:: Supplied information

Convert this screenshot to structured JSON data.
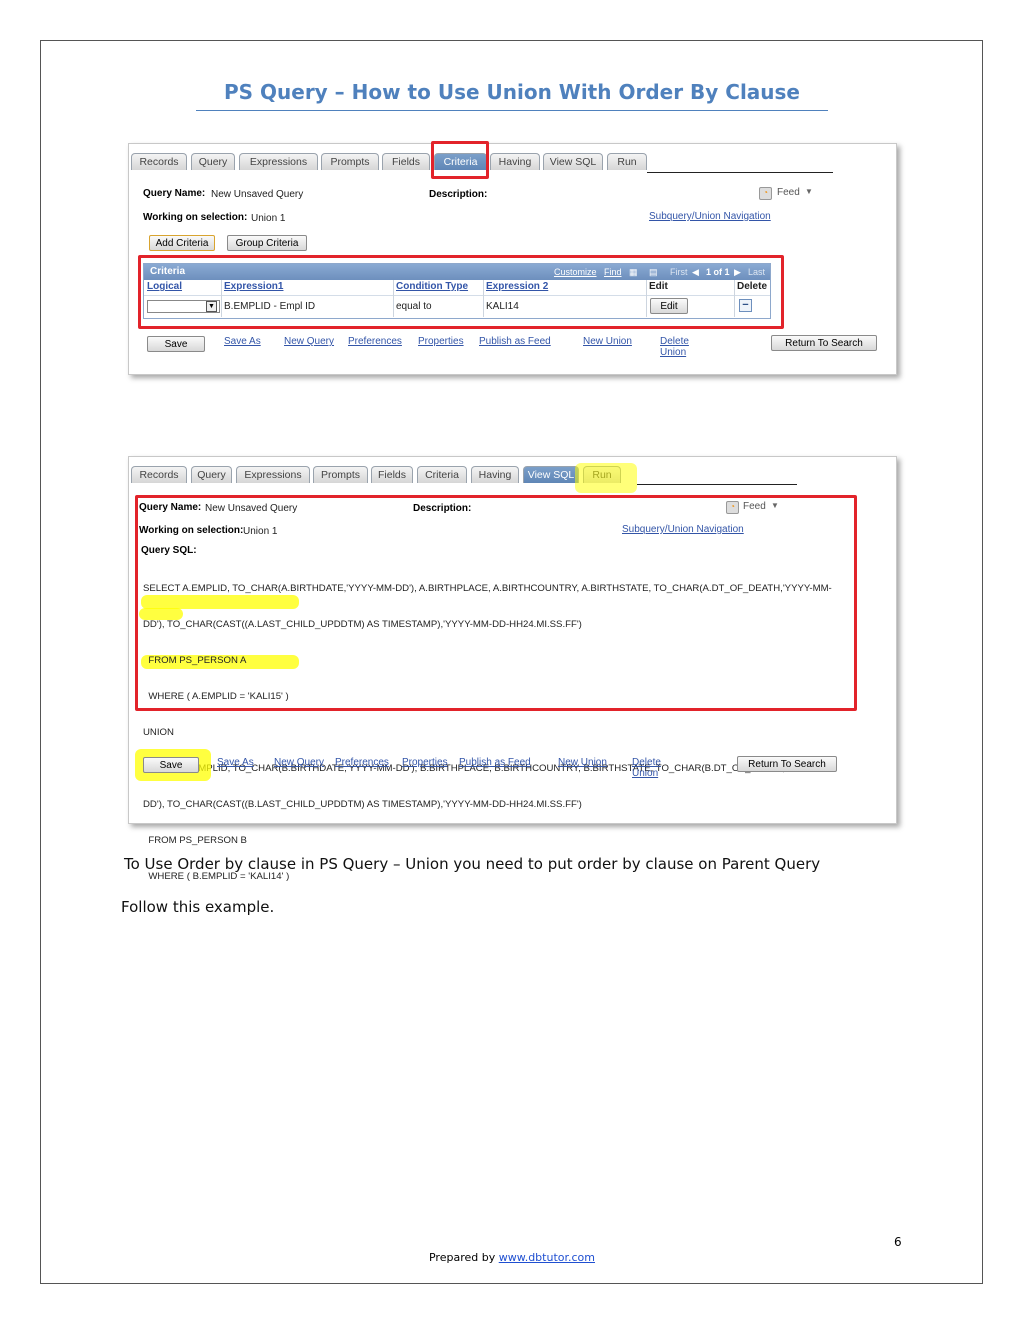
{
  "document": {
    "title": "PS Query – How to Use Union With Order By Clause",
    "paragraph1": "To Use Order by clause in PS Query – Union you need to put order by clause on Parent Query",
    "paragraph2": "Follow this example.",
    "page_number": "6",
    "footer_prefix": "Prepared by",
    "footer_link": "www.dbtutor.com"
  },
  "tabs": [
    "Records",
    "Query",
    "Expressions",
    "Prompts",
    "Fields",
    "Criteria",
    "Having",
    "View SQL",
    "Run"
  ],
  "shot1": {
    "active_tab": "Criteria",
    "query_name_label": "Query Name:",
    "query_name_value": "New Unsaved Query",
    "description_label": "Description:",
    "feed_label": "Feed",
    "working_label": "Working on selection:",
    "working_value": "Union 1",
    "subquery_link": "Subquery/Union Navigation",
    "add_criteria_button": "Add Criteria",
    "group_criteria_button": "Group Criteria",
    "grid": {
      "title": "Criteria",
      "nav_customize": "Customize",
      "nav_find": "Find",
      "nav_first": "First",
      "nav_count": "1 of 1",
      "nav_last": "Last",
      "columns": [
        "Logical",
        "Expression1",
        "Condition Type",
        "Expression 2",
        "Edit",
        "Delete"
      ],
      "row": {
        "expression1": "B.EMPLID - Empl ID",
        "condition": "equal to",
        "expression2": "KALI14",
        "edit_button": "Edit",
        "delete_symbol": "−"
      }
    }
  },
  "shot2": {
    "active_tab": "View SQL",
    "query_name_label": "Query Name:",
    "query_name_value": "New Unsaved Query",
    "description_label": "Description:",
    "feed_label": "Feed",
    "working_label": "Working on selection:",
    "working_value": "Union 1",
    "subquery_link": "Subquery/Union Navigation",
    "sql_label": "Query SQL:",
    "sql_lines": [
      "SELECT A.EMPLID, TO_CHAR(A.BIRTHDATE,'YYYY-MM-DD'), A.BIRTHPLACE, A.BIRTHCOUNTRY, A.BIRTHSTATE, TO_CHAR(A.DT_OF_DEATH,'YYYY-MM-",
      "DD'), TO_CHAR(CAST((A.LAST_CHILD_UPDDTM) AS TIMESTAMP),'YYYY-MM-DD-HH24.MI.SS.FF')",
      "  FROM PS_PERSON A",
      "  WHERE ( A.EMPLID = 'KALI15' )",
      "UNION",
      "SELECT B.EMPLID, TO_CHAR(B.BIRTHDATE,'YYYY-MM-DD'), B.BIRTHPLACE, B.BIRTHCOUNTRY, B.BIRTHSTATE, TO_CHAR(B.DT_OF_DEATH,'YYYY-MM-",
      "DD'), TO_CHAR(CAST((B.LAST_CHILD_UPDDTM) AS TIMESTAMP),'YYYY-MM-DD-HH24.MI.SS.FF')",
      "  FROM PS_PERSON B",
      "  WHERE ( B.EMPLID = 'KALI14' )"
    ]
  },
  "toolbar": {
    "save": "Save",
    "save_as": "Save As",
    "new_query": "New Query",
    "preferences": "Preferences",
    "properties": "Properties",
    "publish_feed": "Publish as Feed",
    "new_union": "New Union",
    "delete_union_1": "Delete",
    "delete_union_2": "Union",
    "return_search": "Return To Search"
  },
  "colors": {
    "title_blue": "#4f81bd",
    "annotation_red": "#e2232a",
    "highlight_yellow": "#ffff00",
    "link_blue": "#3355a8"
  }
}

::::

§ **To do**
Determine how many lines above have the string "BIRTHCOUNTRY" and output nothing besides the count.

§ **Output for this exercise**
2